**Action item**.
Set every line of the data down again exactly, and keep the pictures out.

(Items from a dataset)

Content starts

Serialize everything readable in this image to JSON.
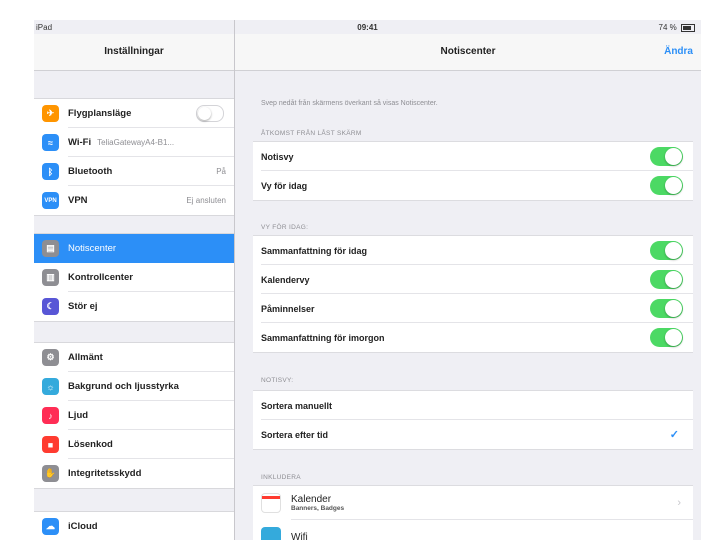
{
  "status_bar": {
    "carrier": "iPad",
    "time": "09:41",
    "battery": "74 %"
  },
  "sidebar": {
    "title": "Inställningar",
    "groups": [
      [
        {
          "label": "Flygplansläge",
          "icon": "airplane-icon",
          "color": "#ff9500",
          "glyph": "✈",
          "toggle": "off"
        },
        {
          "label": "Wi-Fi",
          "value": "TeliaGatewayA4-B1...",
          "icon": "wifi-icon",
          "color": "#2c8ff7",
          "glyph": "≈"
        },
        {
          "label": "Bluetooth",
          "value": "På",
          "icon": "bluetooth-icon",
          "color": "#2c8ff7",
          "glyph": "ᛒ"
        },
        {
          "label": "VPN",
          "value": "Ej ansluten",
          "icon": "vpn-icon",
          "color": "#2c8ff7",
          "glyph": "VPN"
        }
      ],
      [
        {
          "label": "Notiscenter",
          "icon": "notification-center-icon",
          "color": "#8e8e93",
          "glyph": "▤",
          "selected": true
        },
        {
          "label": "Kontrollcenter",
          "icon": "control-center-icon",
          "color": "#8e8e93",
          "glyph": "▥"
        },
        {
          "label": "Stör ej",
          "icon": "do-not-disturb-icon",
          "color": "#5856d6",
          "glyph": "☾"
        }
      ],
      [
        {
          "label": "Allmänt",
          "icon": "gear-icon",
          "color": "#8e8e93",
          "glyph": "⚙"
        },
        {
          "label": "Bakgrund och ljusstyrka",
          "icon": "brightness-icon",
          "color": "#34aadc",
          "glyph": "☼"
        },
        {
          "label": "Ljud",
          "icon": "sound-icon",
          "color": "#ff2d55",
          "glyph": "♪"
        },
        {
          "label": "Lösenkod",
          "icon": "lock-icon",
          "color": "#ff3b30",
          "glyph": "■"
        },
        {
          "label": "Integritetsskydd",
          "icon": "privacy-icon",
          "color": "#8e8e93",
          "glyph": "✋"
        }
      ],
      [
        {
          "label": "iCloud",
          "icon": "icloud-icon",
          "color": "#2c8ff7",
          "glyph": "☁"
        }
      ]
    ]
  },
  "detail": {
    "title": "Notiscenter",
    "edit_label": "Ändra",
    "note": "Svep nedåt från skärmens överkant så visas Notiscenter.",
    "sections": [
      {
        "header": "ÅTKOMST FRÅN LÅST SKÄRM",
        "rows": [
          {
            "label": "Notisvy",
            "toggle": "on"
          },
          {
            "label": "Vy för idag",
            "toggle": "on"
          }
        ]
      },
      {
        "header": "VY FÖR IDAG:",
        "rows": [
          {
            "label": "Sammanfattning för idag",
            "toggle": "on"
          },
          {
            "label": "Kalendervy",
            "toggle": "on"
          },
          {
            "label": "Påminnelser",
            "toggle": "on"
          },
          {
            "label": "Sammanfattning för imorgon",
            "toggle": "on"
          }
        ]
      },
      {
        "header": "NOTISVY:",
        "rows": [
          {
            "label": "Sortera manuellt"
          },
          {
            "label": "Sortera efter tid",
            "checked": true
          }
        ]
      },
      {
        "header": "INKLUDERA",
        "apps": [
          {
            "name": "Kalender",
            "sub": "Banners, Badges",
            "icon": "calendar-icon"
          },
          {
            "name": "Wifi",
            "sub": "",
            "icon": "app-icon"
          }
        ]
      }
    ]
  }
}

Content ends

**Written answer**.
Serialize everything readable in this image to JSON.
{
  "status_bar": {
    "carrier": "iPad",
    "time": "09:41",
    "battery": "74 %"
  },
  "sidebar": {
    "title": "Inställningar",
    "groups": [
      [
        {
          "label": "Flygplansläge",
          "icon": "airplane-icon",
          "color": "#ff9500",
          "glyph": "✈",
          "toggle": "off"
        },
        {
          "label": "Wi-Fi",
          "value": "TeliaGatewayA4-B1...",
          "icon": "wifi-icon",
          "color": "#2c8ff7",
          "glyph": "≈"
        },
        {
          "label": "Bluetooth",
          "value": "På",
          "icon": "bluetooth-icon",
          "color": "#2c8ff7",
          "glyph": "ᛒ"
        },
        {
          "label": "VPN",
          "value": "Ej ansluten",
          "icon": "vpn-icon",
          "color": "#2c8ff7",
          "glyph": "VPN"
        }
      ],
      [
        {
          "label": "Notiscenter",
          "icon": "notification-center-icon",
          "color": "#8e8e93",
          "glyph": "▤",
          "selected": true
        },
        {
          "label": "Kontrollcenter",
          "icon": "control-center-icon",
          "color": "#8e8e93",
          "glyph": "▥"
        },
        {
          "label": "Stör ej",
          "icon": "do-not-disturb-icon",
          "color": "#5856d6",
          "glyph": "☾"
        }
      ],
      [
        {
          "label": "Allmänt",
          "icon": "gear-icon",
          "color": "#8e8e93",
          "glyph": "⚙"
        },
        {
          "label": "Bakgrund och ljusstyrka",
          "icon": "brightness-icon",
          "color": "#34aadc",
          "glyph": "☼"
        },
        {
          "label": "Ljud",
          "icon": "sound-icon",
          "color": "#ff2d55",
          "glyph": "♪"
        },
        {
          "label": "Lösenkod",
          "icon": "lock-icon",
          "color": "#ff3b30",
          "glyph": "■"
        },
        {
          "label": "Integritetsskydd",
          "icon": "privacy-icon",
          "color": "#8e8e93",
          "glyph": "✋"
        }
      ],
      [
        {
          "label": "iCloud",
          "icon": "icloud-icon",
          "color": "#2c8ff7",
          "glyph": "☁"
        }
      ]
    ]
  },
  "detail": {
    "title": "Notiscenter",
    "edit_label": "Ändra",
    "note": "Svep nedåt från skärmens överkant så visas Notiscenter.",
    "sections": [
      {
        "header": "ÅTKOMST FRÅN LÅST SKÄRM",
        "rows": [
          {
            "label": "Notisvy",
            "toggle": "on"
          },
          {
            "label": "Vy för idag",
            "toggle": "on"
          }
        ]
      },
      {
        "header": "VY FÖR IDAG:",
        "rows": [
          {
            "label": "Sammanfattning för idag",
            "toggle": "on"
          },
          {
            "label": "Kalendervy",
            "toggle": "on"
          },
          {
            "label": "Påminnelser",
            "toggle": "on"
          },
          {
            "label": "Sammanfattning för imorgon",
            "toggle": "on"
          }
        ]
      },
      {
        "header": "NOTISVY:",
        "rows": [
          {
            "label": "Sortera manuellt"
          },
          {
            "label": "Sortera efter tid",
            "checked": true
          }
        ]
      },
      {
        "header": "INKLUDERA",
        "apps": [
          {
            "name": "Kalender",
            "sub": "Banners, Badges",
            "icon": "calendar-icon"
          },
          {
            "name": "Wifi",
            "sub": "",
            "icon": "app-icon"
          }
        ]
      }
    ]
  }
}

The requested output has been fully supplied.